And the incorporation of the text, as well as some of the imagery, reminds me a little of William Blake's poetic engravings.
The image here, in particular, calls to my mind Blake's depictions of gates or door-ways:
What is it about Brumar's works that can speak to us without interpreted meaning? What is meaning without interpretation? Would it be a direct affective communication of some sort? But I don't think we are affected by these works in the way a photograph might affect us. There is still something textual about our experience of it, even without us knowing what the words mean. The words are not just lines like brush strokes, but they are much more than representations. For, even the pure text poems communicate, and it is not just the way the letters look to us on our computer screens. I am particularly impressed again with the image we began looking at from here.
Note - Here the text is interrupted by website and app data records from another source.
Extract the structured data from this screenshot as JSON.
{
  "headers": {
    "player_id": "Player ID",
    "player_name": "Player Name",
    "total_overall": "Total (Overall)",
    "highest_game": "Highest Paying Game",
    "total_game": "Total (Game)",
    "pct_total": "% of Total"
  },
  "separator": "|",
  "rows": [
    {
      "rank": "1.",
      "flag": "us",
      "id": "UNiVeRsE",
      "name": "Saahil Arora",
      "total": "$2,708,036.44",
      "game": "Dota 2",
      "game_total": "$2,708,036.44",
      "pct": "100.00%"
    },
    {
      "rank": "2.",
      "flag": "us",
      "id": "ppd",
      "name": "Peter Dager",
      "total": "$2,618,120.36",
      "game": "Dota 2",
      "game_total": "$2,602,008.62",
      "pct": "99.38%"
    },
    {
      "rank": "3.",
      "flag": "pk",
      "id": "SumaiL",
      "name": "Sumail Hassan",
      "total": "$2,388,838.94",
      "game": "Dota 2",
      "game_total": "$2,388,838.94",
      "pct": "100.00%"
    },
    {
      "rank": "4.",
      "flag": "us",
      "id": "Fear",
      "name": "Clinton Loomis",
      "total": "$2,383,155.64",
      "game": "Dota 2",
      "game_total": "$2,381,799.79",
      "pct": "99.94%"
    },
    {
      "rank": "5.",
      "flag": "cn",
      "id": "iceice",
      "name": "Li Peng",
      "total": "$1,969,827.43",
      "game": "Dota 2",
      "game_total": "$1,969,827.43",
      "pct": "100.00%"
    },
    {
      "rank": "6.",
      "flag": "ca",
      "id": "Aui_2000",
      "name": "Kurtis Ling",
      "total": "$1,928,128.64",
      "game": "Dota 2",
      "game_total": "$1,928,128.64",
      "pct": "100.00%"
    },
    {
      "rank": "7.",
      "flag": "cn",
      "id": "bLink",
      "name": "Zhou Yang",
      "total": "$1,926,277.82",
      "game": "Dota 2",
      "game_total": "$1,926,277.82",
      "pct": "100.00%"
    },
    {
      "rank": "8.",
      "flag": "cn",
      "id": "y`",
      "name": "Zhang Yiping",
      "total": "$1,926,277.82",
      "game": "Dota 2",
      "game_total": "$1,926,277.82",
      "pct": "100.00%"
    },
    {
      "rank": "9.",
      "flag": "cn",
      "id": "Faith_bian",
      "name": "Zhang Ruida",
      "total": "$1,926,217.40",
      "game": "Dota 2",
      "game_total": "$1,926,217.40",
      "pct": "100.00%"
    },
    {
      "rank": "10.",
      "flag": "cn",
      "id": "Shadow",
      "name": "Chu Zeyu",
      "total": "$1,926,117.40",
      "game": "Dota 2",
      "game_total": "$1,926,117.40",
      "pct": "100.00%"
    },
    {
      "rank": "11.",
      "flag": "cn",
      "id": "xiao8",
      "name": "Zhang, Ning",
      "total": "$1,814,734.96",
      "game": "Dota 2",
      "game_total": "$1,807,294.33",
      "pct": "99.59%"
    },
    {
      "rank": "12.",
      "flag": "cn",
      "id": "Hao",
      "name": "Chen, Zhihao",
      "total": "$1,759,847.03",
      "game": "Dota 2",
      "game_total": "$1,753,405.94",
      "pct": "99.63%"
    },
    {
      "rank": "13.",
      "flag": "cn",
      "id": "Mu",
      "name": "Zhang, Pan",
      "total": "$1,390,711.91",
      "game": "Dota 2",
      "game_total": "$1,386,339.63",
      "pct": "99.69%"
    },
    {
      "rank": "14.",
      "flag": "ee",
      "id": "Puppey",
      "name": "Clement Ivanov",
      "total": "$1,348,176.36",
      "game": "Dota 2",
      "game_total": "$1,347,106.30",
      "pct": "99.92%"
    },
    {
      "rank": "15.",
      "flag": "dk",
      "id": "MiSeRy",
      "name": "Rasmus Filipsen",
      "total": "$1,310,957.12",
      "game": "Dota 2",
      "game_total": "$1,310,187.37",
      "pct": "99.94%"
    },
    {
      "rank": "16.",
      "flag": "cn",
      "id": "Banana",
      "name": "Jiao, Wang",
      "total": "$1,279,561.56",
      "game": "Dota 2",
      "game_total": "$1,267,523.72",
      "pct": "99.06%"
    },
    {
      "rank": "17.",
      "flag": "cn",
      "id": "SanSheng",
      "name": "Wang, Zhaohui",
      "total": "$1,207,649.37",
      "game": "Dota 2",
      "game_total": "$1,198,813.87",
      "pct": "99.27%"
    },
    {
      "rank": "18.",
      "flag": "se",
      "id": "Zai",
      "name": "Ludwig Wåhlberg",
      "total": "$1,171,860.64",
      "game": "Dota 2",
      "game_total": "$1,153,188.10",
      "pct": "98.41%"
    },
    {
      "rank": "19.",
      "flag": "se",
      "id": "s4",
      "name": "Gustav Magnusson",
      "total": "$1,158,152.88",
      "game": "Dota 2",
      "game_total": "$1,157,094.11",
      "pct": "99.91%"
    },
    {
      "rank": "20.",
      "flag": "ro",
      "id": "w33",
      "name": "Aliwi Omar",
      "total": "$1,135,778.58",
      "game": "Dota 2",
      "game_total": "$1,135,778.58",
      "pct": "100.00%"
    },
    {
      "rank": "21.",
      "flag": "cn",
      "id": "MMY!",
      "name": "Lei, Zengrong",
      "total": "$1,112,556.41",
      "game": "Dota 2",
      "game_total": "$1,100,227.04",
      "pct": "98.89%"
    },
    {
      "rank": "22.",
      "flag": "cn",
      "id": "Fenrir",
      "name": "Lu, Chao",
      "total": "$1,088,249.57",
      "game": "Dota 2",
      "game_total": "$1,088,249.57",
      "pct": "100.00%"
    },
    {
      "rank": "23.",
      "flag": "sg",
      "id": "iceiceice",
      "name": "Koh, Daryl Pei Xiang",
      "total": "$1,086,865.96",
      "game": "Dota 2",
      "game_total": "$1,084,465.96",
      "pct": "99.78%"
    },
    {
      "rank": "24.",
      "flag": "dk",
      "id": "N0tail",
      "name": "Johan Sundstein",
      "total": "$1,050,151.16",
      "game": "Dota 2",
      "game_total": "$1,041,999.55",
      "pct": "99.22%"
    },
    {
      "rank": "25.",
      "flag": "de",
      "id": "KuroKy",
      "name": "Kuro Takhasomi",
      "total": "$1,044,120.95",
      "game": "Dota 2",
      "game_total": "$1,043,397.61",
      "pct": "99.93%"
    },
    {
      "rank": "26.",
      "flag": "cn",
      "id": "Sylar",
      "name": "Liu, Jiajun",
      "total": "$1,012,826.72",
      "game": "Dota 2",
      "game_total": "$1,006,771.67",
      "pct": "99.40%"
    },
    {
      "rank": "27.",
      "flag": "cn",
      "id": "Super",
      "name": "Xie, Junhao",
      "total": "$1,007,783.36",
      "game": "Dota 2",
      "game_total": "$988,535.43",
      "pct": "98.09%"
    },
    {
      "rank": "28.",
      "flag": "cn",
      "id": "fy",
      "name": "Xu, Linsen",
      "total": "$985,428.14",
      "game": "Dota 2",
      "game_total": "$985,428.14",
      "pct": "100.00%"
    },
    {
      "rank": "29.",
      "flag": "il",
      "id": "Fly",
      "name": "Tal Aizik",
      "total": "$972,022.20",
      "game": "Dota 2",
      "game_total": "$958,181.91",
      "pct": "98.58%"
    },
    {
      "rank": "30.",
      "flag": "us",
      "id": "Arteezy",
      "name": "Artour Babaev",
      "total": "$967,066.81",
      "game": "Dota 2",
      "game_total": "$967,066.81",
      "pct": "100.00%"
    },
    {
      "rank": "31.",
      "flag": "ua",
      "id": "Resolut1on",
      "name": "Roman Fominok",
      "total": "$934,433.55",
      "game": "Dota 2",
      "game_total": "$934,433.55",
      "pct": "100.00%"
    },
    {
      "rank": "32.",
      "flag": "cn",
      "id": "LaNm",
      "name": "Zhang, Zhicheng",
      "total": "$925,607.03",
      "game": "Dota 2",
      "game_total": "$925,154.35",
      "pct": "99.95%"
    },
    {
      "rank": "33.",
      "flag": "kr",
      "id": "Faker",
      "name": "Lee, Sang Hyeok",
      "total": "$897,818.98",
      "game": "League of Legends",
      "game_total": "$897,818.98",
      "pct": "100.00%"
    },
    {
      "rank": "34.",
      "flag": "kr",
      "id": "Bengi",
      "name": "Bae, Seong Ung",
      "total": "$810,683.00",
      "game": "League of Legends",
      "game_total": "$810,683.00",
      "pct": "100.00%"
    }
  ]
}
The words here seemingly flow from the person's head and it looks like they take on the formations of other people in the background. It is as if our minds make a gradual transition from words as thoughts to words as things. And words as well slip through the woman's fingers, like how we use words to try to communicate things on our mind, but find that the words we use cannot completely capture our meaning, which slips through and must find another form of expression. Has Brumar found another sort of expression, a way to say something in a manner that is not reducible to either text or image?